I am an active member on Michigan's Policy Debate team, which requires me to travel around the country for competitive and scholarly discussions regarding United States military presence. I am also a debate coach for high school students in both Minnesota and Colorado. I work at the University's Psycholinguistics lab with Professor Julie Boland, where I assist on various research projects regarding language and the mind. I look forward to soon beginning a volunteer position at the Sunfield Center for Autism, ADHD and Behavioral Health.

Interests in Cognitive Science:
It's impossible not to be interested in Cognitive Science! I have always been extremely interested in language, specifically in the mind. The Cognitive Science major immerses me in a curriculum that fits my exact interests. The introductory Cognitive Science course (COG200) taught me about language in a way I knew that an average linguistics course could not. The following topics got me really interested in the field: learning about the brain as a computer, moral problems, and decision making.

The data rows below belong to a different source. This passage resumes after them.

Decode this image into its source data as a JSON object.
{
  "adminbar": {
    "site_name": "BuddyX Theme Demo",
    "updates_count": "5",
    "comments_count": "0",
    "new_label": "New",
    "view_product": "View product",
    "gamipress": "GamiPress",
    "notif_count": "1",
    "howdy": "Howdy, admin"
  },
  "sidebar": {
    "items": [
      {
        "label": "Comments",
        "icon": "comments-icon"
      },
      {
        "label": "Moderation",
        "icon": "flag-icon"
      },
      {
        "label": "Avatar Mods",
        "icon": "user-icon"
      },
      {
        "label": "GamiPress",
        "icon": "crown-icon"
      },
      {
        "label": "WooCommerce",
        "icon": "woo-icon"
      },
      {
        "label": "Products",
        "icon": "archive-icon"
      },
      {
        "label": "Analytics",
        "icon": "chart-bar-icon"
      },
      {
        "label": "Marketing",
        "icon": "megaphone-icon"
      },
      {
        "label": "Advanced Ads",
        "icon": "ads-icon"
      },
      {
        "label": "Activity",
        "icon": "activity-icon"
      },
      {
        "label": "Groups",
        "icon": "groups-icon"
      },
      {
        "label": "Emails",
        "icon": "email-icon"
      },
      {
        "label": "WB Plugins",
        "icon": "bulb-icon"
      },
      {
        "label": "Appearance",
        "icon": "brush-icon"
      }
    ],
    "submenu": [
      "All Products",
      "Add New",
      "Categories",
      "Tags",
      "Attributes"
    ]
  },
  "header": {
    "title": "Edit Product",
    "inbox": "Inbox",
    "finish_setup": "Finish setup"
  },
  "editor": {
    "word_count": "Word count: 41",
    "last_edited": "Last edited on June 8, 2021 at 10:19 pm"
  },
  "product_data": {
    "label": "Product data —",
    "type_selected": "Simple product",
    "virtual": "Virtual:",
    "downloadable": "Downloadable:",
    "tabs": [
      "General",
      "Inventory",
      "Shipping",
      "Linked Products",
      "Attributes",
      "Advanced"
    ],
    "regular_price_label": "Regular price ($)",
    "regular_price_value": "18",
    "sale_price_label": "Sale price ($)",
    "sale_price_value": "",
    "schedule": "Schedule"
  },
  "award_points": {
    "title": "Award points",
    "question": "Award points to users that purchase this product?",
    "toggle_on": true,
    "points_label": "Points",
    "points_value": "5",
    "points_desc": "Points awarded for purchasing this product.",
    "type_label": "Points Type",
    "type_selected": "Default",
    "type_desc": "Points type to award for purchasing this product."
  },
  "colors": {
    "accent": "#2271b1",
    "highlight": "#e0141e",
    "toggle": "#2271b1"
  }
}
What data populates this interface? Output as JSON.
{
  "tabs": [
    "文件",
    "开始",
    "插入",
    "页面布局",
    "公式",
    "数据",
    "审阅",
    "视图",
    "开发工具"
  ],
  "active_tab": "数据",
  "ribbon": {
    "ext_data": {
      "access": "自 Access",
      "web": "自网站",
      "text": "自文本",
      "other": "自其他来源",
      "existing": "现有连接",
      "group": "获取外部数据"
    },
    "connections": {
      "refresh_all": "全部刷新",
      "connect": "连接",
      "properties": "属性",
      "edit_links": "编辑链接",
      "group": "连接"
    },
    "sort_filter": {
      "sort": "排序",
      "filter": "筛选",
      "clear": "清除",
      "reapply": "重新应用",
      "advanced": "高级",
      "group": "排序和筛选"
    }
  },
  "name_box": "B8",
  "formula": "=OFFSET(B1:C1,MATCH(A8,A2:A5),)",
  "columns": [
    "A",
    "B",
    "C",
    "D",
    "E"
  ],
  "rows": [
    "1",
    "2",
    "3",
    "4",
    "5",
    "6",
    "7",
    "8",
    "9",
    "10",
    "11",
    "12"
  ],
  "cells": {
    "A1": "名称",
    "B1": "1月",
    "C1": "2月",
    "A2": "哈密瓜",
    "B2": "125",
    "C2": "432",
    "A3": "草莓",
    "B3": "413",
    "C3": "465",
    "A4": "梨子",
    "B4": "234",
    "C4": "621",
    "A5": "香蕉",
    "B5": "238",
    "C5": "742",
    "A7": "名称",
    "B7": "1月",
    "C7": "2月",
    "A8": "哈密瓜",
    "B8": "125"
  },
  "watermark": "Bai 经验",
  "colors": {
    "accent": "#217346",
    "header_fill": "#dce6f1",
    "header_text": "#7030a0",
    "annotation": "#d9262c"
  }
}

Post-Graduation Plans: 
Post-graduation I hope to study cognition and communication in cognitively impaired populations. The Language & Cognition track could not be more perfect for preparing me for graduate-level coursework in this field. Working in the Psycholinguistics lab and with those who are affected by cognitive impairments help greatly as well. I'm also attending a professional academic conference over the summer in Helsinki, Finland made possible by a grant from the Weinberg Institute of Cognitive Science. I will be presenting my ideas regarding language acquisition and the way it is discussed in contemporary fiction. I'm already excited to apply to graduate school because of the great curriculum of the CogSci major, and the experiences I have had around campus!

Nicole Cuneo: Language and Cognition

Academic Year:
Sophomore

Major Track:
Language & Cognition

Activities:
I am a Volunteer Chairperson on the Executive Board of the Autism Speaks club. I am a participant in the mentorship program at the U-M Center for Students with Disabilities. I also volunteer with the Movers and Shakers program at Sunfield Center - a center for Autism, ADHD and Behavioral Health. In addition, I mentor and do support work for a teenager with cognitive impairments.

Interests in Cognitive Science:
I stumbled upon Cognitive Science accidentally during my freshman year. I was unable to register for a class I wanted to take, so I signed up for COGSCI 200 instead. I instantly fell in love with the course! Everything about cognitive science fascinated me. I enjoyed learning about various mental states, Turing machines, and all of the in-betweens. I find the human mind fascinating!

Post-Graduation Plans:
My coursework at U-M has been directly applicable to my intended career. I want to study Cognitive Behavioral Therapy, with a focus on Autism. I am also interested in learning about language acquisition problems that many people on the spectrum encounter. The Language & Cognition track helps me to understand language development. Learning about how the mind works will help me learn how to develop aids for those whose minds work a little differently. In order to gain direct experience with those who are on the spectrum, I joined all of the clubs and volunteer organizations listed above. I strongly believe in hands-on learning experiences!